'They really forget everything when plunder or wine is within their reach.'
ALMOST a hundred thousand men of the Imperial army were marching through France for the Pyrenees. There were rumours that the Emperor himself, having finally overwhelmed the Austrians at Wagram at the beginning of July 1809, would come with them to direct personally the expulsion of his tiresomely persistent enemy from the western peninsula of the Continent which he had otherwise almost made his own.
Wellington was at least spared the personal attention of Napoleon. But there was still 'a whole host of Marshals' in Spain, among them Edouard Mortier and Michel Ney as well as Soult, Victor and Kellerman. 1
Threatened as he was by the immense power of France, Wellington felt his position also endangered by the reconstruction of the ministry in London and the departure from office of his friend Lord Castlereagh on whose support he had always been able to rely. The new Prime Minister was to be Spencer Perceval, a man of whom little was generally known and scarcely anything known at Wellington's headquarters in the Peninsula. Nor did Wellington know very much about the new Foreign Secretary, Lord Bathurst, nor the Secretary of War, the Earl of Liverpool. It was not long, however, before it was decided to recall Marquess Wellesley home from Seville to replace Lord Bathurst as Foreign Secretary and to send out his brother Henry as British Minister in Lisbon. So Wellington was able to comfort himself with the thought that by these changes he had at least two friends at court. 2

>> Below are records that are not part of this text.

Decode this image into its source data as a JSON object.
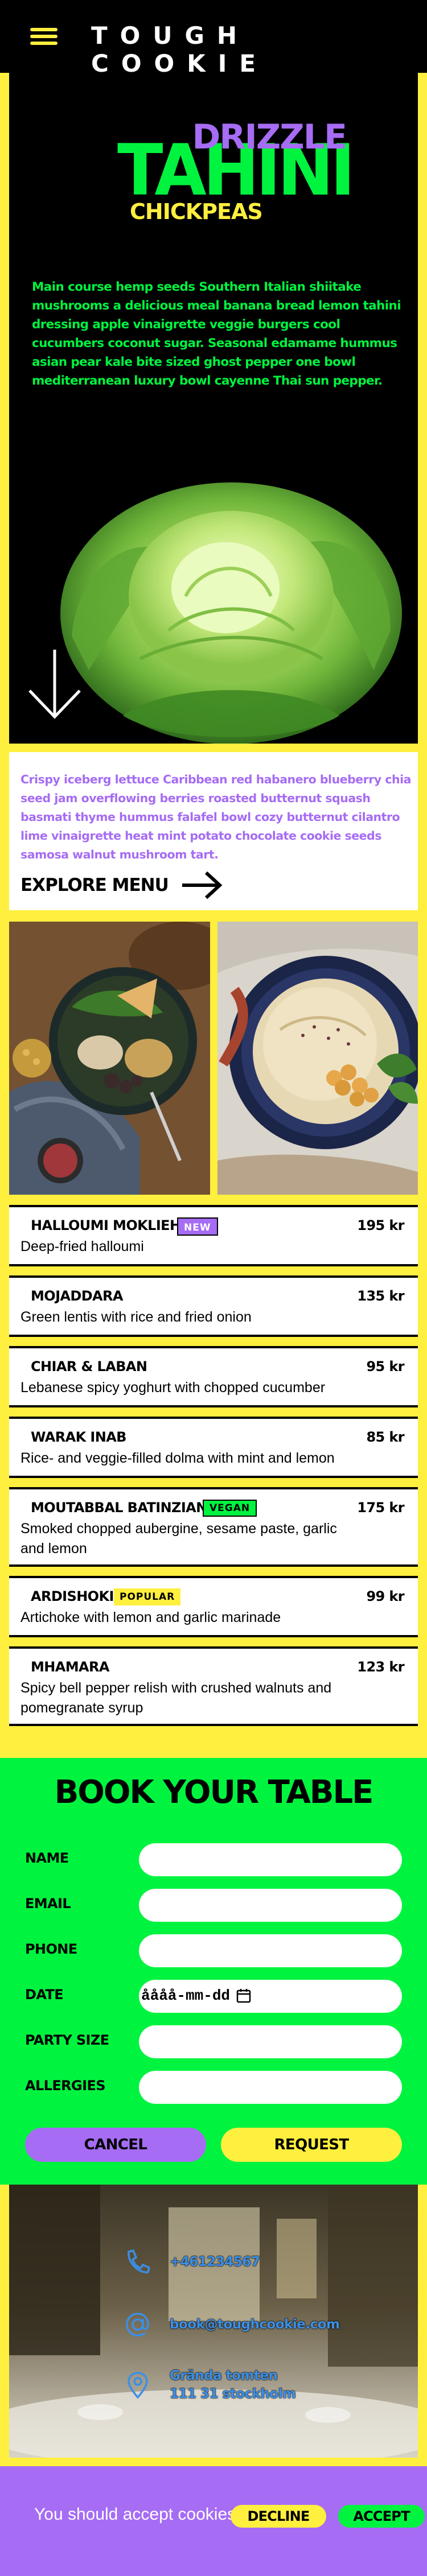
{
  "header": {
    "brand": "TOUGH COOKIE",
    "menu_icon": "hamburger-menu-icon",
    "colors": {
      "background": "#000000",
      "accent": "#ffef3e"
    }
  },
  "hero": {
    "title_top": "DRIZZLE",
    "title_main": "TAHINI",
    "title_bottom": "CHICKPEAS",
    "description": "Main course hemp seeds Southern Italian shiitake mushrooms a delicious meal banana bread lemon tahini dressing apple vinaigrette veggie burgers cool cucumbers coconut sugar. Seasonal edamame hummus asian pear kale bite sized ghost pepper one bowl mediterranean luxury bowl cayenne Thai sun pepper.",
    "image": "lettuce-photo",
    "scroll_icon": "arrow-down-icon"
  },
  "intro": {
    "text": "Crispy iceberg lettuce Caribbean red habanero blueberry chia seed jam overflowing berries roasted butternut squash basmati thyme hummus falafel bowl cozy butternut cilantro lime vinaigrette heat mint potato chocolate cookie seeds samosa walnut mushroom tart.",
    "explore_label": "EXPLORE MENU",
    "explore_icon": "arrow-right-icon"
  },
  "photos": [
    "mezze-bowl-photo",
    "hummus-chickpeas-photo"
  ],
  "menu": {
    "items": [
      {
        "name": "HALLOUMI MOKLIEH",
        "badge": "NEW",
        "description": "Deep-fried halloumi",
        "price": "195 kr"
      },
      {
        "name": "MOJADDARA",
        "badge": "",
        "description": "Green lentis with rice and fried onion",
        "price": "135 kr"
      },
      {
        "name": "CHIAR & LABAN",
        "badge": "",
        "description": "Lebanese spicy yoghurt with chopped cucumber",
        "price": "95 kr"
      },
      {
        "name": "WARAK INAB",
        "badge": "",
        "description": "Rice- and veggie-filled dolma with mint and lemon",
        "price": "85 kr"
      },
      {
        "name": "MOUTABBAL BATINZIAN",
        "badge": "VEGAN",
        "description": "Smoked chopped aubergine, sesame paste, garlic and lemon",
        "price": "175 kr"
      },
      {
        "name": "ARDISHOKI",
        "badge": "POPULAR",
        "description": "Artichoke with lemon and garlic marinade",
        "price": "99 kr"
      },
      {
        "name": "MHAMARA",
        "badge": "",
        "description": "Spicy bell pepper relish with crushed walnuts and pomegranate syrup",
        "price": "123 kr"
      }
    ]
  },
  "booking": {
    "title": "BOOK YOUR TABLE",
    "fields": {
      "name": {
        "label": "NAME",
        "value": ""
      },
      "email": {
        "label": "EMAIL",
        "value": ""
      },
      "phone": {
        "label": "PHONE",
        "value": ""
      },
      "date": {
        "label": "DATE",
        "value": "åååå-mm-dd"
      },
      "party": {
        "label": "PARTY SIZE",
        "value": ""
      },
      "allergies": {
        "label": "ALLERGIES",
        "value": ""
      }
    },
    "cancel_label": "CANCEL",
    "request_label": "REQUEST"
  },
  "contact": {
    "phone": "+461234567",
    "email": "book@toughcookie.com",
    "address_line1": "Grända tomten",
    "address_line2": "111 31 stockholm",
    "icons": [
      "phone-icon",
      "at-sign-icon",
      "map-pin-icon"
    ]
  },
  "cookie_bar": {
    "text": "You should accept cookies",
    "decline_label": "DECLINE",
    "accept_label": "ACCEPT"
  },
  "colors": {
    "yellow": "#ffef3e",
    "green": "#00f43f",
    "purple": "#a66cf4",
    "black": "#000000",
    "blue": "#3b8fe6"
  }
}
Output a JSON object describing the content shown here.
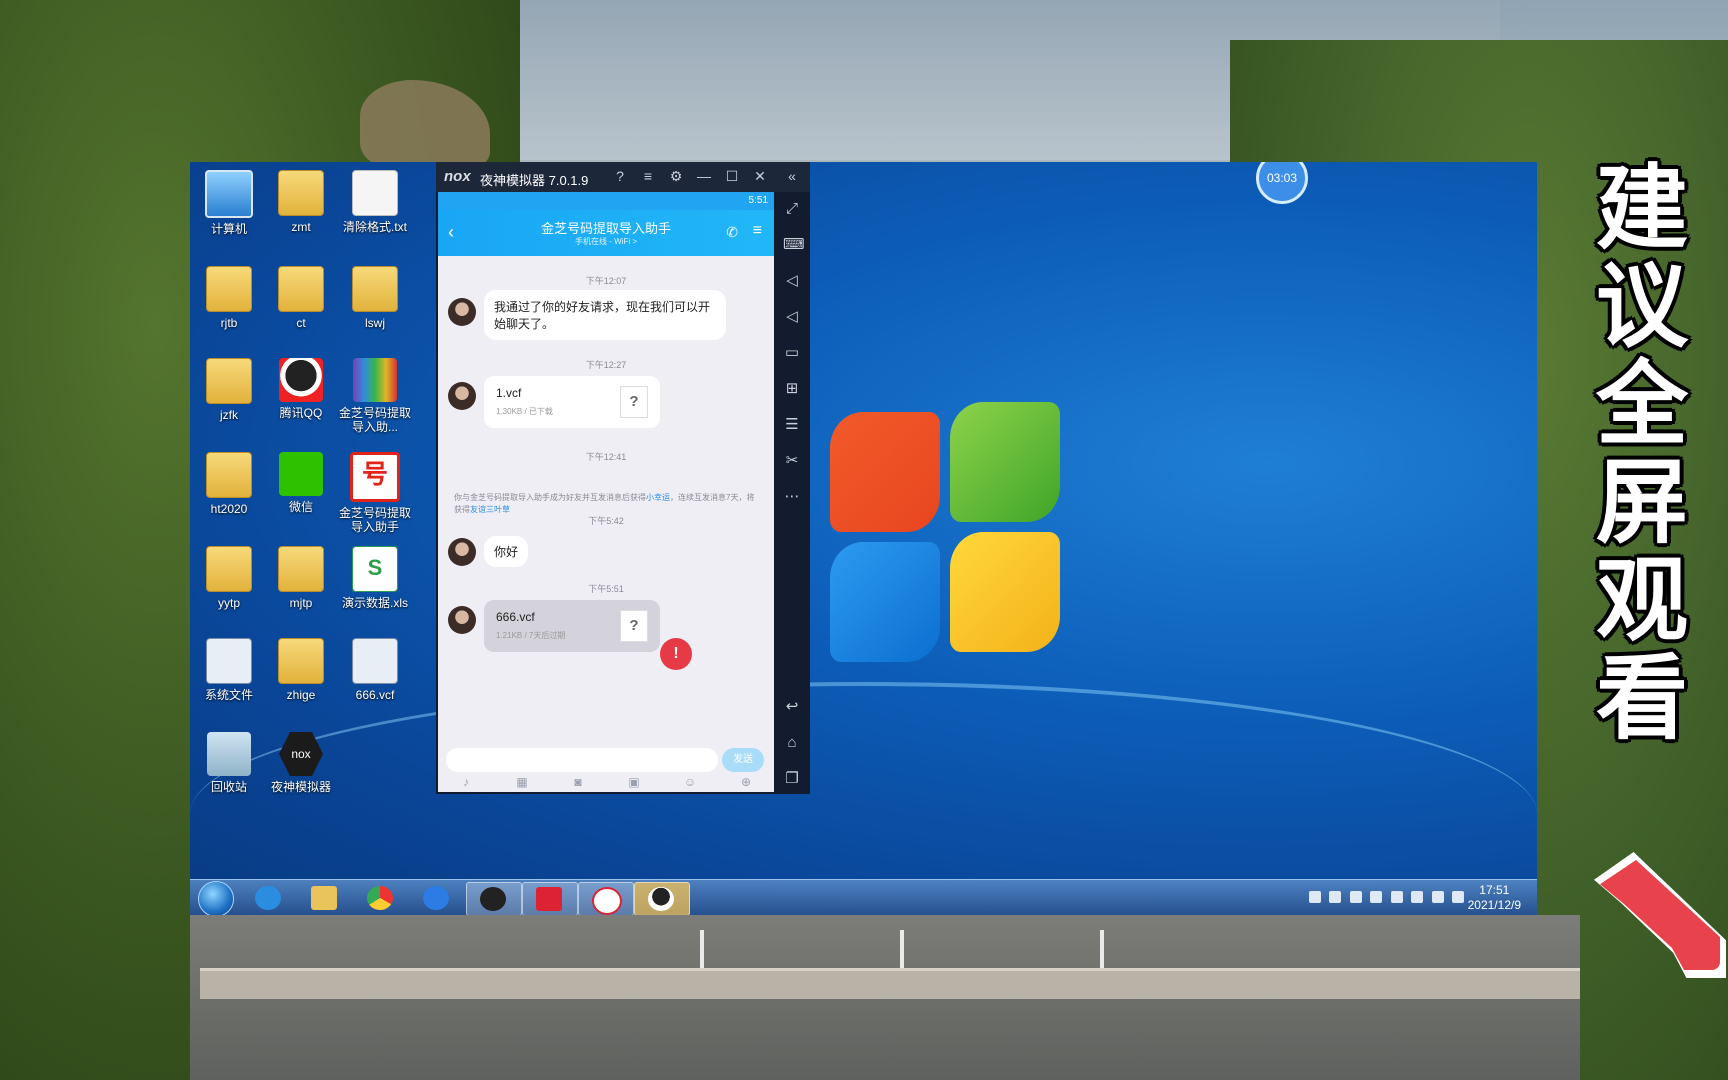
{
  "desktop": {
    "icons": [
      {
        "label": "计算机"
      },
      {
        "label": "zmt"
      },
      {
        "label": "清除格式.txt"
      },
      {
        "label": "rjtb"
      },
      {
        "label": "ct"
      },
      {
        "label": "lswj"
      },
      {
        "label": "jzfk"
      },
      {
        "label": "腾讯QQ"
      },
      {
        "label": "金芝号码提取导入助..."
      },
      {
        "label": "ht2020"
      },
      {
        "label": "微信"
      },
      {
        "label": "金芝号码提取导入助手"
      },
      {
        "label": "yytp"
      },
      {
        "label": "mjtp"
      },
      {
        "label": "演示数据.xls"
      },
      {
        "label": "系统文件"
      },
      {
        "label": "zhige"
      },
      {
        "label": "666.vcf"
      },
      {
        "label": "回收站"
      },
      {
        "label": "夜神模拟器"
      }
    ],
    "timer": "03:03",
    "hao_glyph": "号",
    "xls_glyph": "S",
    "nox_glyph": "nox"
  },
  "taskbar": {
    "clock_time": "17:51",
    "clock_date": "2021/12/9"
  },
  "nox": {
    "logo": "nox",
    "title": "夜神模拟器 7.0.1.9",
    "controls": [
      "?",
      "≡",
      "⚙",
      "—",
      "☐",
      "✕",
      "«"
    ]
  },
  "phone": {
    "status_time": "5:51",
    "chat_title": "金芝号码提取导入助手",
    "chat_subtitle": "手机在线 - WiFi >",
    "messages": {
      "ts1": "下午12:07",
      "m1": "我通过了你的好友请求，现在我们可以开始聊天了。",
      "ts2": "下午12:27",
      "file1_name": "1.vcf",
      "file1_meta": "1.30KB / 已下载",
      "ts3": "下午12:41",
      "notice_a": "你与金芝号码提取导入助手成为好友并互发消息后获得",
      "notice_b": "小幸运",
      "notice_c": "，连续互发消息7天，将获得",
      "notice_d": "友谊三叶草",
      "ts4": "下午5:42",
      "m2": "你好",
      "ts5": "下午5:51",
      "file2_name": "666.vcf",
      "file2_meta": "1.21KB / 7天后过期",
      "file_q": "?",
      "error_mark": "!"
    },
    "send_label": "发送"
  },
  "caption": [
    "建",
    "议",
    "全",
    "屏",
    "观",
    "看"
  ]
}
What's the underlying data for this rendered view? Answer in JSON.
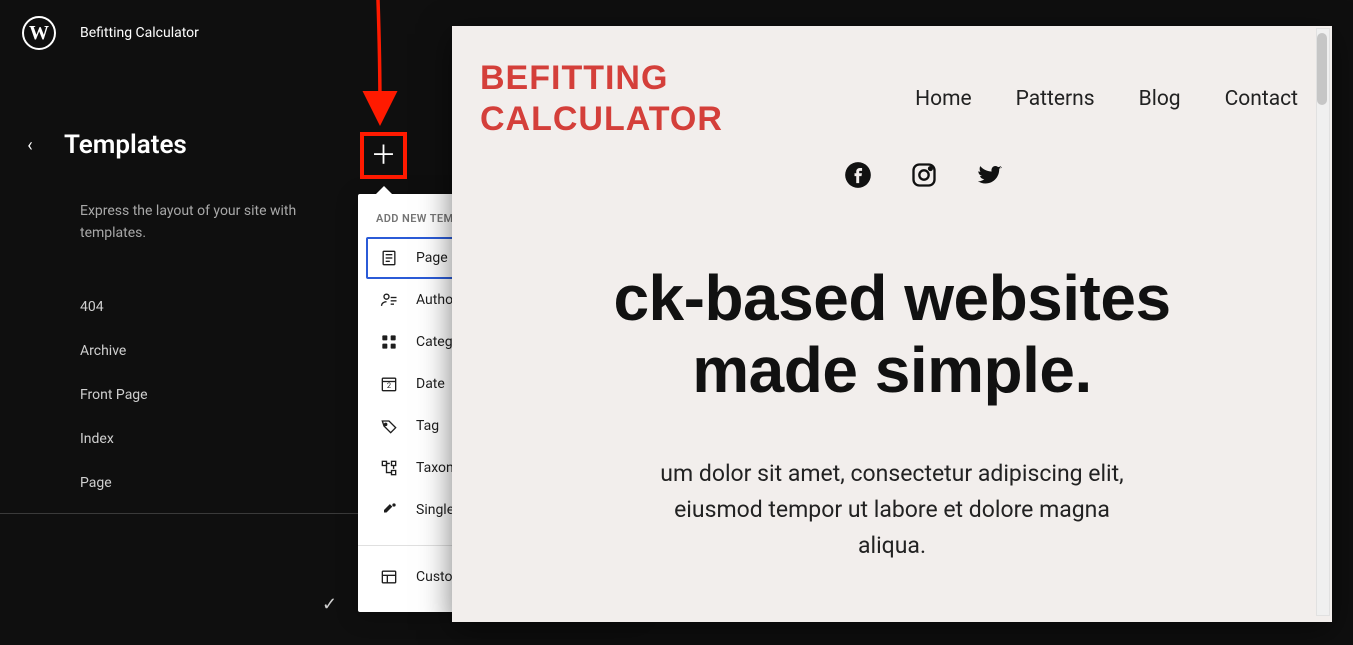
{
  "app": {
    "site_name": "Befitting Calculator"
  },
  "sidebar": {
    "title": "Templates",
    "description": "Express the layout of your site with templates.",
    "items": [
      {
        "label": "404"
      },
      {
        "label": "Archive"
      },
      {
        "label": "Front Page"
      },
      {
        "label": "Index"
      },
      {
        "label": "Page"
      }
    ]
  },
  "popover": {
    "heading": "ADD NEW TEMPLATE",
    "items": [
      {
        "label": "Page",
        "icon": "page-icon",
        "selected": true
      },
      {
        "label": "Author",
        "icon": "author-icon"
      },
      {
        "label": "Category",
        "icon": "category-icon"
      },
      {
        "label": "Date",
        "icon": "date-icon"
      },
      {
        "label": "Tag",
        "icon": "tag-icon"
      },
      {
        "label": "Taxonomy",
        "icon": "taxonomy-icon"
      },
      {
        "label": "Single item: Post",
        "icon": "post-icon"
      }
    ],
    "footer": {
      "label": "Custom template",
      "icon": "custom-template-icon"
    }
  },
  "preview": {
    "site_title_line1": "BEFITTING",
    "site_title_line2": "CALCULATOR",
    "nav": [
      {
        "label": "Home"
      },
      {
        "label": "Patterns"
      },
      {
        "label": "Blog"
      },
      {
        "label": "Contact"
      }
    ],
    "hero_title_line1": "ck-based websites",
    "hero_title_line2": "made simple.",
    "hero_p_line1": "um dolor sit amet, consectetur adipiscing elit,",
    "hero_p_line2": "eiusmod tempor ut labore et dolore magna",
    "hero_p_line3": "aliqua."
  }
}
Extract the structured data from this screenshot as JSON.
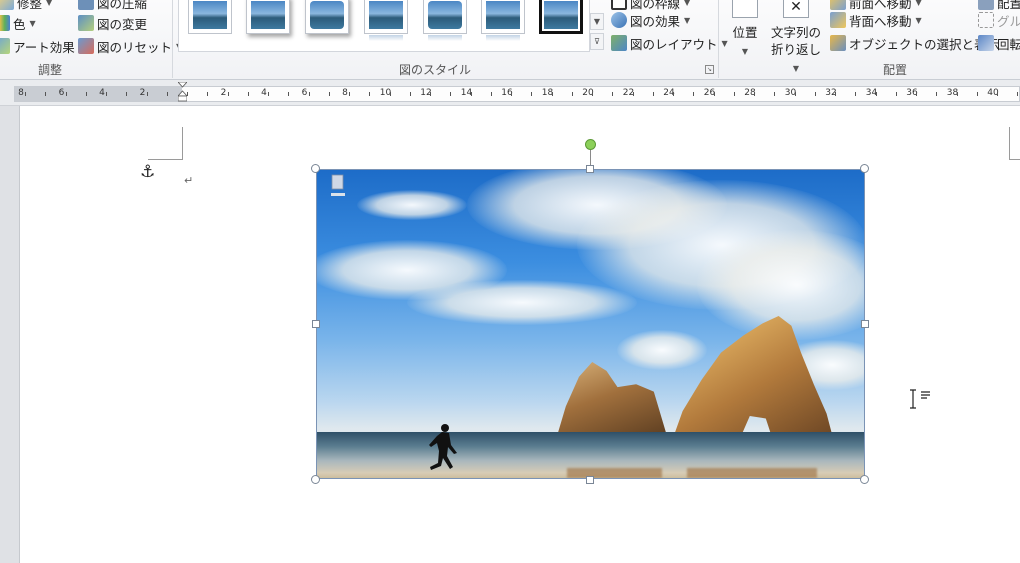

He would need all the support he could contrive to obtain in the months ahead, for his position in the Peninsula, as he well recognized, was an ever more precarious one, while praise in England for his victory at Talavera was being overcast by grumbles that it had merely been the prelude to a defeat. The utter failure of the attempt to seize Antwerp